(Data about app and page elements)
******************************

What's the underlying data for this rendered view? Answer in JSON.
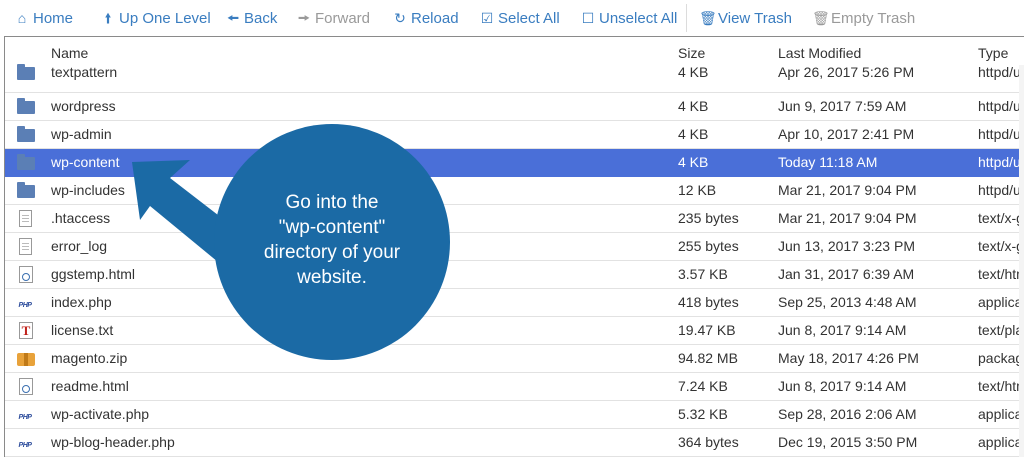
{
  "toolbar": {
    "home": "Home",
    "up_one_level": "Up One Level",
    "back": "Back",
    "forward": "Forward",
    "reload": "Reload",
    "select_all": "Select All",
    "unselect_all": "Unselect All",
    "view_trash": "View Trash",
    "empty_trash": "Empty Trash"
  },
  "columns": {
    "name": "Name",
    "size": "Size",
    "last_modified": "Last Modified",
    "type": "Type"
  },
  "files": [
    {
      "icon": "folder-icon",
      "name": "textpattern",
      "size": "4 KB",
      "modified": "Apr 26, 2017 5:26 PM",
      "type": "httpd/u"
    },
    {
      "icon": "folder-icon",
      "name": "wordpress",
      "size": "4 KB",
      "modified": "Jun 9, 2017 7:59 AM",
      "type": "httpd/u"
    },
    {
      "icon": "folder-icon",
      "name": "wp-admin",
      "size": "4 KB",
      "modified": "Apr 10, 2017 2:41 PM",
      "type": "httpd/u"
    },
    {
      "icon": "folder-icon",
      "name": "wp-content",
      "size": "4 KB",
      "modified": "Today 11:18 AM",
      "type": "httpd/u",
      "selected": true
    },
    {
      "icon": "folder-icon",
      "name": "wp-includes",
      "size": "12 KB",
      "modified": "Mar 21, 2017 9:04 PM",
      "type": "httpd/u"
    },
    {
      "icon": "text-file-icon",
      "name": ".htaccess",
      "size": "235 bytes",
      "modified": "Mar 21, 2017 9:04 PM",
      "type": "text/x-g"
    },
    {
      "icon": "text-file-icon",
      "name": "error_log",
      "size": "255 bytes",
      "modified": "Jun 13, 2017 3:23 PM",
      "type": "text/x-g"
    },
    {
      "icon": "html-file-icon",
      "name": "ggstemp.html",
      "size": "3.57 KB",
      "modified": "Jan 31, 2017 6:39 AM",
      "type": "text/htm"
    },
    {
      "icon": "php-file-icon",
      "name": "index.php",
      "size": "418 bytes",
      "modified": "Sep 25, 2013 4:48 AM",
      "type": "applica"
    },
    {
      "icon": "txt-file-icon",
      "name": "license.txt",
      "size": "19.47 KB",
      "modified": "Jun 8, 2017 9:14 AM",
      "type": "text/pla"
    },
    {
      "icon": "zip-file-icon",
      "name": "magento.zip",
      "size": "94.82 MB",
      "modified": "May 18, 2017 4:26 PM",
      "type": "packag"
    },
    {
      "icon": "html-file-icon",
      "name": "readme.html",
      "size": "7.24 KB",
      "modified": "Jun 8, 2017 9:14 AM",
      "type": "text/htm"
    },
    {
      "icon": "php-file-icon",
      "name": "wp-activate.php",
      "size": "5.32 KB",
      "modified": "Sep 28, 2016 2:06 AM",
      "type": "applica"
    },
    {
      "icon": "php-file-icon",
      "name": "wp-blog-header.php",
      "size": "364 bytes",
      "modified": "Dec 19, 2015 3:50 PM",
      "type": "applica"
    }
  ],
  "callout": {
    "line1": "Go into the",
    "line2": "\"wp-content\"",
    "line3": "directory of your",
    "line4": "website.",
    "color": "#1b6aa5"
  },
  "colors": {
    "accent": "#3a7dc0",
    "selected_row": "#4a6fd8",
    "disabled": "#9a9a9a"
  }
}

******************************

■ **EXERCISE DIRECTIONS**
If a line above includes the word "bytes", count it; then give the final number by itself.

■ **RESULT OF THE EXERCISE**
4